WHAT THE TASK REQUIRES: Could you please write out the data shown below, exactly and in full?

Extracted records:
+--

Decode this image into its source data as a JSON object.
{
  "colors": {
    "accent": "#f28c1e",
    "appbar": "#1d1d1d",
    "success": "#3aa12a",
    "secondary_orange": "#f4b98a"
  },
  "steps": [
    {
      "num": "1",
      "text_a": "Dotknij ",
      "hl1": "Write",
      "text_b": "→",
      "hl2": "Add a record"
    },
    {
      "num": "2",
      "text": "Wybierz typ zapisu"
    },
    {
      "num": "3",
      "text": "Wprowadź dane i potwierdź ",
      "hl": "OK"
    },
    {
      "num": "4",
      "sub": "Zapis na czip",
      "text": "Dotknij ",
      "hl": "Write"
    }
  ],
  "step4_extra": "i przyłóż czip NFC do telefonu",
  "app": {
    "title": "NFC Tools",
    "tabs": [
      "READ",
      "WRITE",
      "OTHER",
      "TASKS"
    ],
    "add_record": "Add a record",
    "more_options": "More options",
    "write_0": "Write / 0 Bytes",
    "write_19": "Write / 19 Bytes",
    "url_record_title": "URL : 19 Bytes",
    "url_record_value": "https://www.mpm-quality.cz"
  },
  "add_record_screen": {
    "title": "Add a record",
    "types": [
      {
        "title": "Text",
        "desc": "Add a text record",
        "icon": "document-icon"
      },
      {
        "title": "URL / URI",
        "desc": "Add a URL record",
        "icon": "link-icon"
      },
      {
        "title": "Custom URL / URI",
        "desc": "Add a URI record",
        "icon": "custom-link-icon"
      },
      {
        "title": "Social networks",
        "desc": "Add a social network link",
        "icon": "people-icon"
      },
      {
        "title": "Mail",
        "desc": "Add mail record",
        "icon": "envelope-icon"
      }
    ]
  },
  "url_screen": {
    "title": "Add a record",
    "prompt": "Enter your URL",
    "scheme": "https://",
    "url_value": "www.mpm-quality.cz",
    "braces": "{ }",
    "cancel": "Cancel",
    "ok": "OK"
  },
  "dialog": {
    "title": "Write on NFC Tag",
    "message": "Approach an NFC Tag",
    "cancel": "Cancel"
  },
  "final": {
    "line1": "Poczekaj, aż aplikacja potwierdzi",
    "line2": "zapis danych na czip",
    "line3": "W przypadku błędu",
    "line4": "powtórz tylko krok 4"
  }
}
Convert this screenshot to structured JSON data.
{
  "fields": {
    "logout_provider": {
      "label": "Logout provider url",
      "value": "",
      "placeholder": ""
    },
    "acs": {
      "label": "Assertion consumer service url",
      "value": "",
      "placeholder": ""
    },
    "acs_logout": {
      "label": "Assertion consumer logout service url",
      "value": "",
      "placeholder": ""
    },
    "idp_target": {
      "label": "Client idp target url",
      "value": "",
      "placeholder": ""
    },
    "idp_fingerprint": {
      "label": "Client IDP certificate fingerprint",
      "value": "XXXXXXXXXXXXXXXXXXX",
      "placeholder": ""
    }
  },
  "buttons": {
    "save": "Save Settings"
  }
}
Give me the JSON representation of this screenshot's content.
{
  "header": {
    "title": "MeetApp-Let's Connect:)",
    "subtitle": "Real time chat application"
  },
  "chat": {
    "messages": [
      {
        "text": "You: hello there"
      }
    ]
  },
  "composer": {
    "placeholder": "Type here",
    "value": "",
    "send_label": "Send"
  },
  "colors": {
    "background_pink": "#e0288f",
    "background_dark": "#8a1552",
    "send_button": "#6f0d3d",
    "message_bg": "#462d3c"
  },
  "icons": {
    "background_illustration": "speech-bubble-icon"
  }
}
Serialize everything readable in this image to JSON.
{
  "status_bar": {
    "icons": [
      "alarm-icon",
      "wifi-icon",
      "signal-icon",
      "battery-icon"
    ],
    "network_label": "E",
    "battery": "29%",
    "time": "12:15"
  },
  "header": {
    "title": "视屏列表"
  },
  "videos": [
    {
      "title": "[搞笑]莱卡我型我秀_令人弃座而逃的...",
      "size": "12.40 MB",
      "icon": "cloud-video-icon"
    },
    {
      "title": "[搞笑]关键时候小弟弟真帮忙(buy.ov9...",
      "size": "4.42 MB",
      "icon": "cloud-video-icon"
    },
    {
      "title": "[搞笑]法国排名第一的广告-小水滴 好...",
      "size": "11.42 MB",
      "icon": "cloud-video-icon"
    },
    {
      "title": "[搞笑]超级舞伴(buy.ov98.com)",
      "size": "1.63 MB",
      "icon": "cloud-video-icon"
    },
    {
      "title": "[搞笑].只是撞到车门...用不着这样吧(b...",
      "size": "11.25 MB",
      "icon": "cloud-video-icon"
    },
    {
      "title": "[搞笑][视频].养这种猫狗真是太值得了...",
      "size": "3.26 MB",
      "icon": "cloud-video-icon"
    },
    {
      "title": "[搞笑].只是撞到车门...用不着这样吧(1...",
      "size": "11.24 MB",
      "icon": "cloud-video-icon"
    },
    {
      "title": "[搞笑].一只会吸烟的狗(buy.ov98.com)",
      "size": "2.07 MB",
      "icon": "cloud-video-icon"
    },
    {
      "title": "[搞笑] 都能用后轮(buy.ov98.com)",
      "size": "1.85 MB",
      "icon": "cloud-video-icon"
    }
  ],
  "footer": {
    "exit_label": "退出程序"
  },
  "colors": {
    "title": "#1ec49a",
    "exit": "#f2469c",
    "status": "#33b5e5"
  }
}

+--

SOLUTION TO THIS PROBLEM:
Decode this image into its source data as a JSON object.
{
  "colors": {
    "accent": "#f28c1e",
    "appbar": "#1d1d1d",
    "success": "#3aa12a",
    "secondary_orange": "#f4b98a"
  },
  "steps": [
    {
      "num": "1",
      "text_a": "Dotknij ",
      "hl1": "Write",
      "text_b": "→",
      "hl2": "Add a record"
    },
    {
      "num": "2",
      "text": "Wybierz typ zapisu"
    },
    {
      "num": "3",
      "text": "Wprowadź dane i potwierdź ",
      "hl": "OK"
    },
    {
      "num": "4",
      "sub": "Zapis na czip",
      "text": "Dotknij ",
      "hl": "Write"
    }
  ],
  "step4_extra": "i przyłóż czip NFC do telefonu",
  "app": {
    "title": "NFC Tools",
    "tabs": [
      "READ",
      "WRITE",
      "OTHER",
      "TASKS"
    ],
    "add_record": "Add a record",
    "more_options": "More options",
    "write_0": "Write / 0 Bytes",
    "write_19": "Write / 19 Bytes",
    "url_record_title": "URL : 19 Bytes",
    "url_record_value": "https://www.mpm-quality.cz"
  },
  "add_record_screen": {
    "title": "Add a record",
    "types": [
      {
        "title": "Text",
        "desc": "Add a text record",
        "icon": "document-icon"
      },
      {
        "title": "URL / URI",
        "desc": "Add a URL record",
        "icon": "link-icon"
      },
      {
        "title": "Custom URL / URI",
        "desc": "Add a URI record",
        "icon": "custom-link-icon"
      },
      {
        "title": "Social networks",
        "desc": "Add a social network link",
        "icon": "people-icon"
      },
      {
        "title": "Mail",
        "desc": "Add mail record",
        "icon": "envelope-icon"
      }
    ]
  },
  "url_screen": {
    "title": "Add a record",
    "prompt": "Enter your URL",
    "scheme": "https://",
    "url_value": "www.mpm-quality.cz",
    "braces": "{ }",
    "cancel": "Cancel",
    "ok": "OK"
  },
  "dialog": {
    "title": "Write on NFC Tag",
    "message": "Approach an NFC Tag",
    "cancel": "Cancel"
  },
  "final": {
    "line1": "Poczekaj, aż aplikacja potwierdzi",
    "line2": "zapis danych na czip",
    "line3": "W przypadku błędu",
    "line4": "powtórz tylko krok 4"
  }
}
Convert this screenshot to structured JSON data.
{
  "fields": {
    "logout_provider": {
      "label": "Logout provider url",
      "value": "",
      "placeholder": ""
    },
    "acs": {
      "label": "Assertion consumer service url",
      "value": "",
      "placeholder": ""
    },
    "acs_logout": {
      "label": "Assertion consumer logout service url",
      "value": "",
      "placeholder": ""
    },
    "idp_target": {
      "label": "Client idp target url",
      "value": "",
      "placeholder": ""
    },
    "idp_fingerprint": {
      "label": "Client IDP certificate fingerprint",
      "value": "XXXXXXXXXXXXXXXXXXX",
      "placeholder": ""
    }
  },
  "buttons": {
    "save": "Save Settings"
  }
}
Give me the JSON representation of this screenshot's content.
{
  "header": {
    "title": "MeetApp-Let's Connect:)",
    "subtitle": "Real time chat application"
  },
  "chat": {
    "messages": [
      {
        "text": "You: hello there"
      }
    ]
  },
  "composer": {
    "placeholder": "Type here",
    "value": "",
    "send_label": "Send"
  },
  "colors": {
    "background_pink": "#e0288f",
    "background_dark": "#8a1552",
    "send_button": "#6f0d3d",
    "message_bg": "#462d3c"
  },
  "icons": {
    "background_illustration": "speech-bubble-icon"
  }
}
Serialize everything readable in this image to JSON.
{
  "status_bar": {
    "icons": [
      "alarm-icon",
      "wifi-icon",
      "signal-icon",
      "battery-icon"
    ],
    "network_label": "E",
    "battery": "29%",
    "time": "12:15"
  },
  "header": {
    "title": "视屏列表"
  },
  "videos": [
    {
      "title": "[搞笑]莱卡我型我秀_令人弃座而逃的...",
      "size": "12.40 MB",
      "icon": "cloud-video-icon"
    },
    {
      "title": "[搞笑]关键时候小弟弟真帮忙(buy.ov9...",
      "size": "4.42 MB",
      "icon": "cloud-video-icon"
    },
    {
      "title": "[搞笑]法国排名第一的广告-小水滴 好...",
      "size": "11.42 MB",
      "icon": "cloud-video-icon"
    },
    {
      "title": "[搞笑]超级舞伴(buy.ov98.com)",
      "size": "1.63 MB",
      "icon": "cloud-video-icon"
    },
    {
      "title": "[搞笑].只是撞到车门...用不着这样吧(b...",
      "size": "11.25 MB",
      "icon": "cloud-video-icon"
    },
    {
      "title": "[搞笑][视频].养这种猫狗真是太值得了...",
      "size": "3.26 MB",
      "icon": "cloud-video-icon"
    },
    {
      "title": "[搞笑].只是撞到车门...用不着这样吧(1...",
      "size": "11.24 MB",
      "icon": "cloud-video-icon"
    },
    {
      "title": "[搞笑].一只会吸烟的狗(buy.ov98.com)",
      "size": "2.07 MB",
      "icon": "cloud-video-icon"
    },
    {
      "title": "[搞笑] 都能用后轮(buy.ov98.com)",
      "size": "1.85 MB",
      "icon": "cloud-video-icon"
    }
  ],
  "footer": {
    "exit_label": "退出程序"
  },
  "colors": {
    "title": "#1ec49a",
    "exit": "#f2469c",
    "status": "#33b5e5"
  }
}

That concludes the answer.